DATA TO USE:
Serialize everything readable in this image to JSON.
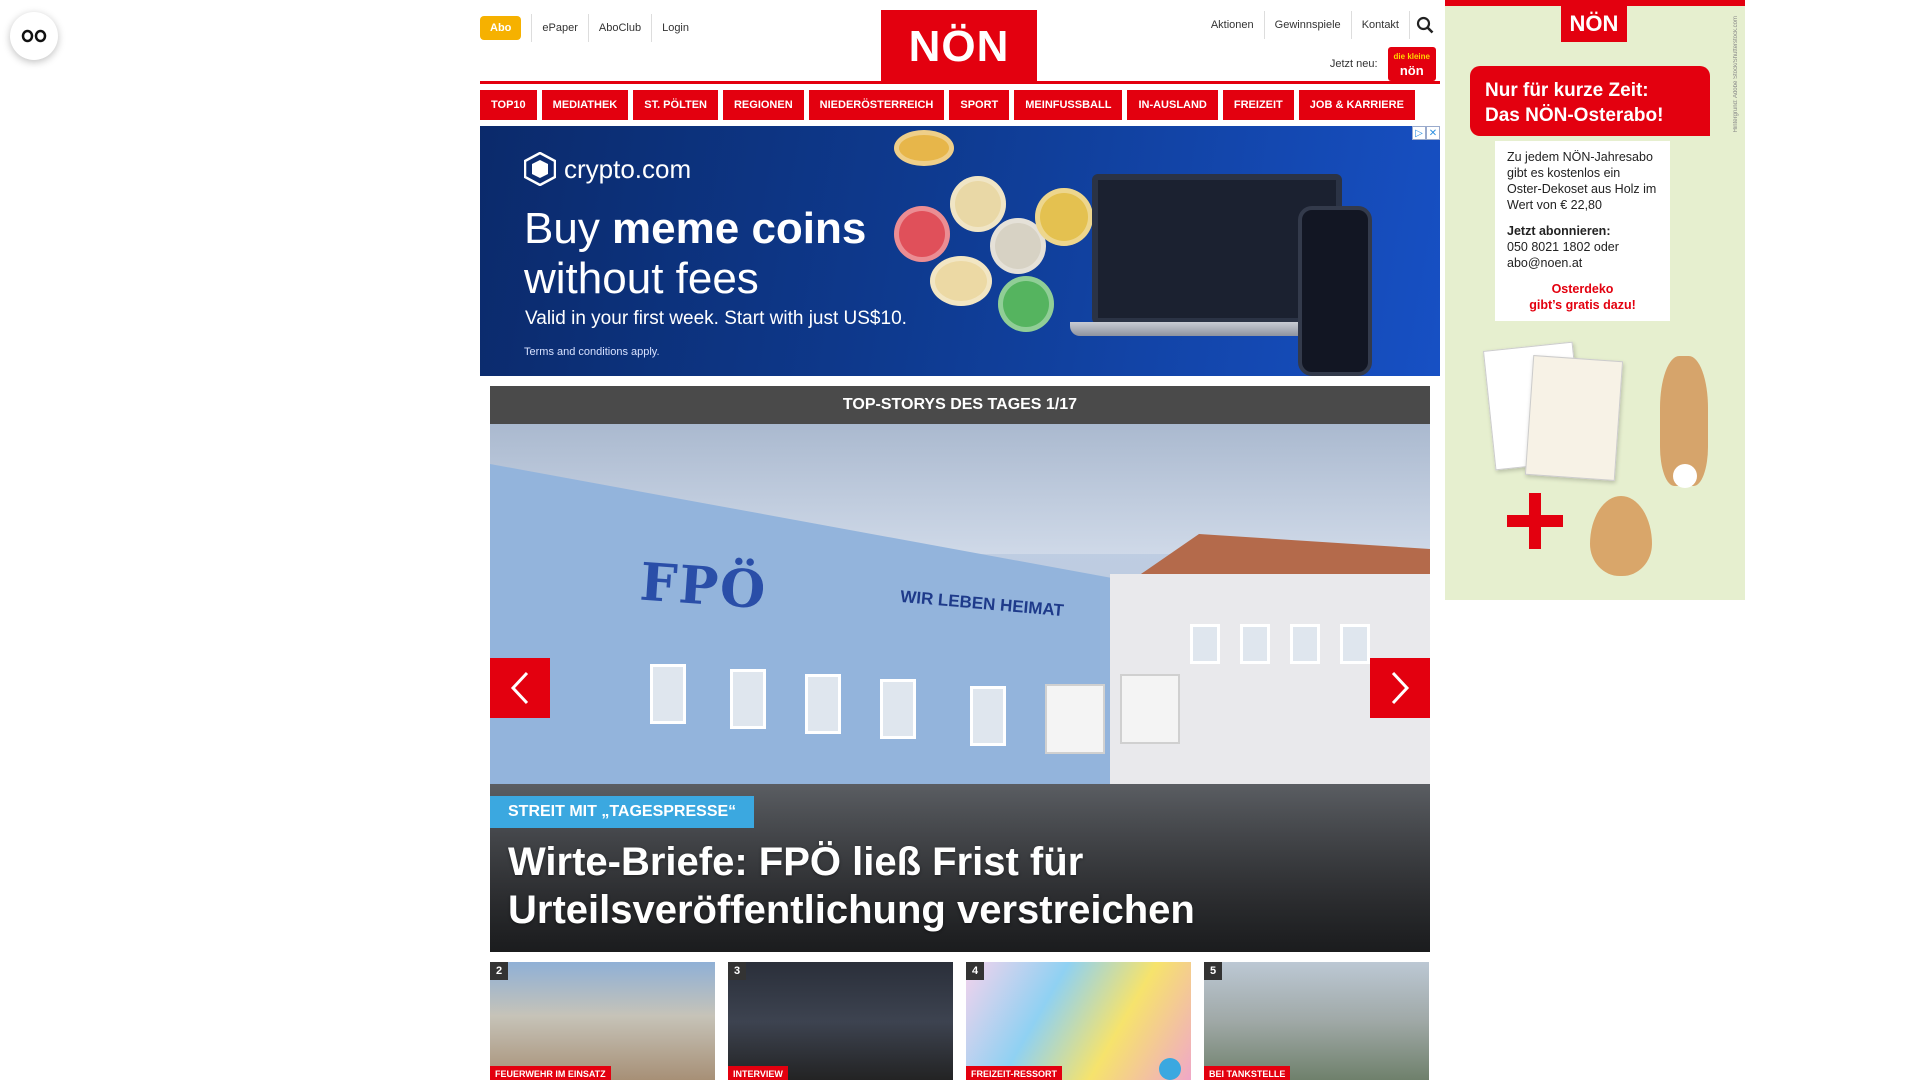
{
  "reader_button": {
    "icon": "reader-mode-icon"
  },
  "header": {
    "abo_label": "Abo",
    "util_left": [
      "ePaper",
      "AboClub",
      "Login"
    ],
    "logo_text": "NÖN",
    "util_right": [
      "Aktionen",
      "Gewinnspiele",
      "Kontakt"
    ],
    "search_icon": "search-icon",
    "jetzt_neu_label": "Jetzt neu:",
    "kids_badge_top": "die kleine",
    "kids_badge_main": "nön"
  },
  "nav": {
    "items": [
      "TOP10",
      "MEDIATHEK",
      "ST. PÖLTEN",
      "REGIONEN",
      "NIEDERÖSTERREICH",
      "SPORT",
      "MEINFUSSBALL",
      "IN-AUSLAND",
      "FREIZEIT",
      "JOB & KARRIERE"
    ],
    "color": "#e3000f"
  },
  "ad": {
    "brand": "crypto.com",
    "headline_plain": "Buy ",
    "headline_bold": "meme coins",
    "headline_line2": "without fees",
    "sub": "Valid in your first week. Start with just US$10.",
    "terms": "Terms and conditions apply.",
    "choices_icons": [
      "adchoices-icon",
      "close-icon"
    ]
  },
  "stories": {
    "header": "TOP-STORYS DES TAGES 1/17",
    "hero": {
      "kicker": "STREIT MIT „TAGESPRESSE“",
      "title": "Wirte-Briefe: FPÖ ließ Frist für Urteilsveröffentlichung verstreichen",
      "sign_main": "FPÖ",
      "sign_secondary": "WIR LEBEN HEIMAT"
    },
    "thumbs": [
      {
        "num": "2",
        "tag": "FEUERWEHR IM EINSATZ"
      },
      {
        "num": "3",
        "tag": "INTERVIEW"
      },
      {
        "num": "4",
        "tag": "FREIZEIT-RESSORT"
      },
      {
        "num": "5",
        "tag": "BEI TANKSTELLE"
      }
    ]
  },
  "side_ad": {
    "logo": "NÖN",
    "headline_line1": "Nur für kurze Zeit:",
    "headline_line2": "Das NÖN-Osterabo!",
    "body": "Zu jedem NÖN-Jahresabo gibt es kostenlos ein Oster-Dekoset aus Holz im Wert von € 22,80",
    "subscribe_label": "Jetzt abonnieren:",
    "subscribe_contact": "050 8021 1802 oder abo@noen.at",
    "promo_line1": "Osterdeko",
    "promo_line2": "gibt’s gratis dazu!",
    "legal": "Hintergrund: Adobe Stock/Shutterstock.com"
  }
}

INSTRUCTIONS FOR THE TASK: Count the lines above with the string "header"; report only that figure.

WRITTEN RESPONSE: 2